KM should leverage natural processes, not try to change the basic ways things are accomplished.
An organisation’s entire KM effort could start with simple technologies. It could provide a blog to everyone, letting workers blog as they wanted. RSS aggregators could keep an eye on blogs of interest, and maybe even a blog rating system could included in the performance management system. Yes, the better writers would get better rankings, but so would those who solve problems. A bottom-up approach to KM, at a minimal cost, makes a lot more sense than betting that some centralized system, with a huge training bill, will solve all of our problems.
Technology is the application of organized and scientific knowledge to solve practical problems.
This is the correct definition of technology when applied to Human Performance Technology [my field] – which is NOT about information technology, but solving problems in an applied way.
Sometimes learning professionals (trainers, educators, instructional designers) get caught up in their own world.
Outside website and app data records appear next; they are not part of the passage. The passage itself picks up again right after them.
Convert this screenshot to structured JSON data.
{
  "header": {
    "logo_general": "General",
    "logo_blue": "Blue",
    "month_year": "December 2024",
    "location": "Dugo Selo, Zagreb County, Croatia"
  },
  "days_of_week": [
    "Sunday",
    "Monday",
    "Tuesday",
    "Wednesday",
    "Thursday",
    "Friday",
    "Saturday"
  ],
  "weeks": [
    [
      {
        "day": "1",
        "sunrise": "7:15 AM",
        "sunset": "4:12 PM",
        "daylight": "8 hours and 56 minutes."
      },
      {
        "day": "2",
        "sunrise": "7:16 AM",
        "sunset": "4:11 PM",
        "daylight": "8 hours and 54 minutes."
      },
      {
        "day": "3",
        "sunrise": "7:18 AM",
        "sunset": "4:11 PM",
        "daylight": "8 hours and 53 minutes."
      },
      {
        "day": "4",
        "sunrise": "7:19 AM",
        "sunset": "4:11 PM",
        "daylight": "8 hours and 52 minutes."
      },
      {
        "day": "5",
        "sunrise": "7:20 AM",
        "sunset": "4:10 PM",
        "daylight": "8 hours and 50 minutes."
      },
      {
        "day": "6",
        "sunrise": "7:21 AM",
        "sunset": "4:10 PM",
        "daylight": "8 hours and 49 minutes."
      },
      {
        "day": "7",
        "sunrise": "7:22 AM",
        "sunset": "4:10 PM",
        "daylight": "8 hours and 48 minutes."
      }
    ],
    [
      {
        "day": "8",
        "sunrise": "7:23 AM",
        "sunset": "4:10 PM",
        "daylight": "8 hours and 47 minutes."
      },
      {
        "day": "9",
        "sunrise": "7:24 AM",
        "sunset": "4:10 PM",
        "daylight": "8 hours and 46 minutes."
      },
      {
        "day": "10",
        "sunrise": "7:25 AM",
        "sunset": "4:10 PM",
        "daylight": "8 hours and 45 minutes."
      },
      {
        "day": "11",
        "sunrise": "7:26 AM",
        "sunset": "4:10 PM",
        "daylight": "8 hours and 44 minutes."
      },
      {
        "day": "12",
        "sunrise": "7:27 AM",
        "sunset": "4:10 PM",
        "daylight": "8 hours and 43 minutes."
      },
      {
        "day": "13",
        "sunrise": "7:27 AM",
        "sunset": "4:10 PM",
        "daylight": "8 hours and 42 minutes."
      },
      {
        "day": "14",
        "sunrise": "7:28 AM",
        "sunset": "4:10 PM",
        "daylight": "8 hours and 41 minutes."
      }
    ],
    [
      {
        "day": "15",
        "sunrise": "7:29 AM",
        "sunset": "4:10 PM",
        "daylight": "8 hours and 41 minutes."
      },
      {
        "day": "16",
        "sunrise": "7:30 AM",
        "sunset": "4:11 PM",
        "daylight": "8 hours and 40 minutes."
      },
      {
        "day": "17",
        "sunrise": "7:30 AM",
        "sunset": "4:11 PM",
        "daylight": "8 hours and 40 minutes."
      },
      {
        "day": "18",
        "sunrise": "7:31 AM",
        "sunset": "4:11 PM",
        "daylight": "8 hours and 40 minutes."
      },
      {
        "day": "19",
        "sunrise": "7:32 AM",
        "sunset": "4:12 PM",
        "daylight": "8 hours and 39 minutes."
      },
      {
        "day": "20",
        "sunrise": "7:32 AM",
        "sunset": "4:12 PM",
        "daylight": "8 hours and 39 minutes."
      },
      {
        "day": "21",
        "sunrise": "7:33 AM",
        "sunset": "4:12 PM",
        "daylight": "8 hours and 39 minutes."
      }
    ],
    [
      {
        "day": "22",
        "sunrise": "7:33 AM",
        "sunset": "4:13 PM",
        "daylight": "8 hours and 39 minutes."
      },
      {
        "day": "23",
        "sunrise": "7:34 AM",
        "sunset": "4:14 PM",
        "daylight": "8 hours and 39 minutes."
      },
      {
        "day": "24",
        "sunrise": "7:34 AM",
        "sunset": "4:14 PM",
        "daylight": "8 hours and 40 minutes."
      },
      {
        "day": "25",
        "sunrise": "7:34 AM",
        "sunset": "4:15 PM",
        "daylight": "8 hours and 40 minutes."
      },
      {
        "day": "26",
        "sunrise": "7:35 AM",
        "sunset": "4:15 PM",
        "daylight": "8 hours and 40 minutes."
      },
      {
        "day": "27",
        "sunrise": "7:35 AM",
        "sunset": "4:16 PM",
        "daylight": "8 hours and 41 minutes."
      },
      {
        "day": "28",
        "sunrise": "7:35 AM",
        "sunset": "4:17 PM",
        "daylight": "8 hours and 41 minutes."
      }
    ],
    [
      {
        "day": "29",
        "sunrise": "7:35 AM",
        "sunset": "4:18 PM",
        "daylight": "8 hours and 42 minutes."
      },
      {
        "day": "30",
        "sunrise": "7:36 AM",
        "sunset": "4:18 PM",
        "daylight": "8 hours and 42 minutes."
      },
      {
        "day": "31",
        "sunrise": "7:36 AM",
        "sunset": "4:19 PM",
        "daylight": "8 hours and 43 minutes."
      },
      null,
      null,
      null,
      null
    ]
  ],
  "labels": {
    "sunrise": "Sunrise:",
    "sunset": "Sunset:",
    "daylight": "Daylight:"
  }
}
Here’s another reminder about what’s really important – performance. From e-clipping’s interview on collaborative technologies with Jay Cross:
I made up the word elearning because I wanted to highlight learning, but I don’t think learning is at the head of the train.
It is performance that is at the head of the train and only a fool would expect to get results from the technology alone.
It is the technology in support of key organizational goals that is key, and that involves incentives, leadership, innovation, esprit de corps….and this is all mixed in together.
As a matter of fact I’d be somewhat sceptical of any company that would highlight their intense [use] of collaboration technologies if they left out "What is important to us is to serve our customers and this is how we go about it".